Report each line of the records where "title" occurs.

START Dataset records

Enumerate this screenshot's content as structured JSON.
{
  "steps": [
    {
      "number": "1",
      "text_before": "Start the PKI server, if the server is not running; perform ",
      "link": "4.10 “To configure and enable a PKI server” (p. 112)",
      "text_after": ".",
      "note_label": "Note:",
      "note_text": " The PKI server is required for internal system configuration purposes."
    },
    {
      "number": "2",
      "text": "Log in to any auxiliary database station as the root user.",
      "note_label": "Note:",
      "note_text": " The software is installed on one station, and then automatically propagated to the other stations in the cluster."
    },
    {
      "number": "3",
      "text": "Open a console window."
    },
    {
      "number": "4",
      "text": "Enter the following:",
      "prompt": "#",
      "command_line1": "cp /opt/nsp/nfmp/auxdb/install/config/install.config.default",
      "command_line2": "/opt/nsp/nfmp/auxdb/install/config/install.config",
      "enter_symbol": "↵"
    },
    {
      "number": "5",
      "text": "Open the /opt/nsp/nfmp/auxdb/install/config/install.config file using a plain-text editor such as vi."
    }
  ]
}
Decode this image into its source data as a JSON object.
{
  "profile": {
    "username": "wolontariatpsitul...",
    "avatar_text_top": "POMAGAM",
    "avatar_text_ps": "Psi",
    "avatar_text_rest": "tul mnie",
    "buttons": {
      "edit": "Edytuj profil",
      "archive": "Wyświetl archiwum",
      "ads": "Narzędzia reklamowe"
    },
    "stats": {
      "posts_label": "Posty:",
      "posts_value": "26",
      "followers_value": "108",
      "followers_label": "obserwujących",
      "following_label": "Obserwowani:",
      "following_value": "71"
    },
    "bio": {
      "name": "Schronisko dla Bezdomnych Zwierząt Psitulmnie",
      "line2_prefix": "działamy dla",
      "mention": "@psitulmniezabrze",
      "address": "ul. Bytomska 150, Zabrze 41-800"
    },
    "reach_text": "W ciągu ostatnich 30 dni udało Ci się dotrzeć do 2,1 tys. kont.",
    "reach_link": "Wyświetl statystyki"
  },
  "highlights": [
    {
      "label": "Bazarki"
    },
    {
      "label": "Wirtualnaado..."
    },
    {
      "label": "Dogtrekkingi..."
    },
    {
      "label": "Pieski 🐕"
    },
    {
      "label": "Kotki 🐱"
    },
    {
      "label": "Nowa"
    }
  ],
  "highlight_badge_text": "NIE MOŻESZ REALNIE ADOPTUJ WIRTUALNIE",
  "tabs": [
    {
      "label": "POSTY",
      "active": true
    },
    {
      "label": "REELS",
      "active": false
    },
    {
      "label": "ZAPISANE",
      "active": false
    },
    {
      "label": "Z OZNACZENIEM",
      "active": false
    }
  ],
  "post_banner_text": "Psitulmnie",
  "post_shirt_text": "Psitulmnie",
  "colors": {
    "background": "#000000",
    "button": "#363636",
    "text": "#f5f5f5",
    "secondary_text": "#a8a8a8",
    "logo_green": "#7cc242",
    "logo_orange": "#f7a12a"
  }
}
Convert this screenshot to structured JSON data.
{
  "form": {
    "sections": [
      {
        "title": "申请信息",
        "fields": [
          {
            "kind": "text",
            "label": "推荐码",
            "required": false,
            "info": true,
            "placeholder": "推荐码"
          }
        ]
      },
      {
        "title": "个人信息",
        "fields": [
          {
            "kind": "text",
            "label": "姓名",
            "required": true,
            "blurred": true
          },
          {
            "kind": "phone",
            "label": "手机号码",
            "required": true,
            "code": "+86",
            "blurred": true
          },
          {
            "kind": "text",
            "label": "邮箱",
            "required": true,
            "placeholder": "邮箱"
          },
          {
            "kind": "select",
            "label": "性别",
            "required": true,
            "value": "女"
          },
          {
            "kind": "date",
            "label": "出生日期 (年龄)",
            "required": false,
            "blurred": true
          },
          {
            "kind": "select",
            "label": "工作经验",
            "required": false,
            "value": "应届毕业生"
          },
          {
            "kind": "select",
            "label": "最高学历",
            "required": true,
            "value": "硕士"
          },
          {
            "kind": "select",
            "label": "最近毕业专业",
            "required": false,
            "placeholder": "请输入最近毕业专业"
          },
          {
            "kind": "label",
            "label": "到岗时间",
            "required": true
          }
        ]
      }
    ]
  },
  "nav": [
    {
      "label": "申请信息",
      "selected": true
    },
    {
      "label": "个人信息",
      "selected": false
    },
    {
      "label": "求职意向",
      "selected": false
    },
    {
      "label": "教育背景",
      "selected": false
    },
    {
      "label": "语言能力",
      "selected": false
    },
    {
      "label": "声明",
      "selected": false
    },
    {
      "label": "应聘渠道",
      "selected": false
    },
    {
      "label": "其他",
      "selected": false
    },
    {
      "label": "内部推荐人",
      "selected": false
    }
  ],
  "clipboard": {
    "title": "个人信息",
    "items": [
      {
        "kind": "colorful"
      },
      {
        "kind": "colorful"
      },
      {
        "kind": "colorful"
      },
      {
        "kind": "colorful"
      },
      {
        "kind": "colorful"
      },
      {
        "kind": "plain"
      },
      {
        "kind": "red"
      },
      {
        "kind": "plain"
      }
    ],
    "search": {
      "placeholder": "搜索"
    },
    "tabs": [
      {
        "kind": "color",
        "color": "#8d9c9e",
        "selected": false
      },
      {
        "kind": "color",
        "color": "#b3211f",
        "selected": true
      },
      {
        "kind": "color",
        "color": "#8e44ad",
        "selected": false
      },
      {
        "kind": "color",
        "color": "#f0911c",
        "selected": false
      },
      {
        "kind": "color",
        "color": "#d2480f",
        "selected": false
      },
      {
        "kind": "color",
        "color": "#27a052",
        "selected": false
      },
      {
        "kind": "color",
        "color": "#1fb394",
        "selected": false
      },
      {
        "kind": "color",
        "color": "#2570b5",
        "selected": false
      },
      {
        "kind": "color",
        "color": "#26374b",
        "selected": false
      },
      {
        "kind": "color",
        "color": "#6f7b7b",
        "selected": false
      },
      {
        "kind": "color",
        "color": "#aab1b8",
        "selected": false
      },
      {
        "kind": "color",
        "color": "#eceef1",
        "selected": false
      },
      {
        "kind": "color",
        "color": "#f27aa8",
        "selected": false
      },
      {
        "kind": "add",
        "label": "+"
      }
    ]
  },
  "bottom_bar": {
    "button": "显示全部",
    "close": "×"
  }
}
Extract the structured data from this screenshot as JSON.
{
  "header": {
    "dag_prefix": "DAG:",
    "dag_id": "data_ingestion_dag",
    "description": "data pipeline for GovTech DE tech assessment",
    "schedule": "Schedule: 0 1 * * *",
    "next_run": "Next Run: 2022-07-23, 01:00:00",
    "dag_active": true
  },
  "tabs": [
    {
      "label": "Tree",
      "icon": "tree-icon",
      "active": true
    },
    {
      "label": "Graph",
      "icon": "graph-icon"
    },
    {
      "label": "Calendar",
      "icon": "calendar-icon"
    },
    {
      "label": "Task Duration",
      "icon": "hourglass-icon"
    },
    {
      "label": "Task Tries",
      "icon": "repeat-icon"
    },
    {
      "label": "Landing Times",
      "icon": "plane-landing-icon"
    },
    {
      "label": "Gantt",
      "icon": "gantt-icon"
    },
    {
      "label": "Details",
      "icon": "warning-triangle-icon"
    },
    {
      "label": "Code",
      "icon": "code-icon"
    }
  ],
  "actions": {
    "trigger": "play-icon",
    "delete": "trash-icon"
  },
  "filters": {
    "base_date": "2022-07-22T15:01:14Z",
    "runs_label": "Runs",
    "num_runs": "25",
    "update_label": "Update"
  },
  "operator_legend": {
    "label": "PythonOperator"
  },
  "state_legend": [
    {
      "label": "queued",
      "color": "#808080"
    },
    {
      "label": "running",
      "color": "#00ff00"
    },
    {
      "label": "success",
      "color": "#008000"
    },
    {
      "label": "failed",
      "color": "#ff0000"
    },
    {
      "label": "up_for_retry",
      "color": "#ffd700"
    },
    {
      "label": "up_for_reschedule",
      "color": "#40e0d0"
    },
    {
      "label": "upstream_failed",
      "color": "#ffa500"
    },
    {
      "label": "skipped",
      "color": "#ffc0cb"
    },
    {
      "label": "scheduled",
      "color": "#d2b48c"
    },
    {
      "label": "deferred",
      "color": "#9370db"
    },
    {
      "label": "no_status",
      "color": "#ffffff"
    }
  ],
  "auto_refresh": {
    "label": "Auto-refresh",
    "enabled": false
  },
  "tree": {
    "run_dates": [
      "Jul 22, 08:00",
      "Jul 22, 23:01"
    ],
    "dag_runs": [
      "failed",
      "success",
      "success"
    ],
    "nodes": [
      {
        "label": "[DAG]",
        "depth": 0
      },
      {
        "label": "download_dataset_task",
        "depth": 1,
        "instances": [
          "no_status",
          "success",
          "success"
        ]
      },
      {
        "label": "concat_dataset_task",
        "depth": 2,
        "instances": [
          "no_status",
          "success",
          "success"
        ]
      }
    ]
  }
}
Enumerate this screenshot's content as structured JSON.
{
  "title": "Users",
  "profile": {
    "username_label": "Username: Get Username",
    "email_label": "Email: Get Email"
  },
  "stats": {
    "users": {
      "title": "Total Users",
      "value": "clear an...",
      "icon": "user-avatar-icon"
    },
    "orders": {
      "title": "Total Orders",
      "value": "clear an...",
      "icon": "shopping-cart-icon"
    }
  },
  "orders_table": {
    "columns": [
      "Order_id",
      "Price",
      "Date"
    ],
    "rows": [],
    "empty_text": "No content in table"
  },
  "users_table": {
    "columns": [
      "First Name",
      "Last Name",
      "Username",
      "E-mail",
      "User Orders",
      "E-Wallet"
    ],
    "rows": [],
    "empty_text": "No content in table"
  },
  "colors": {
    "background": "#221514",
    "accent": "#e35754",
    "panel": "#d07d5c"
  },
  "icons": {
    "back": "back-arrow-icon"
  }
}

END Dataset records

§ Result of the exercise:
        "title": "申请信息",
        "title": "个人信息",
    "title": "个人信息",
  "title": "Users",
      "title": "Total Users",
      "title": "Total Orders",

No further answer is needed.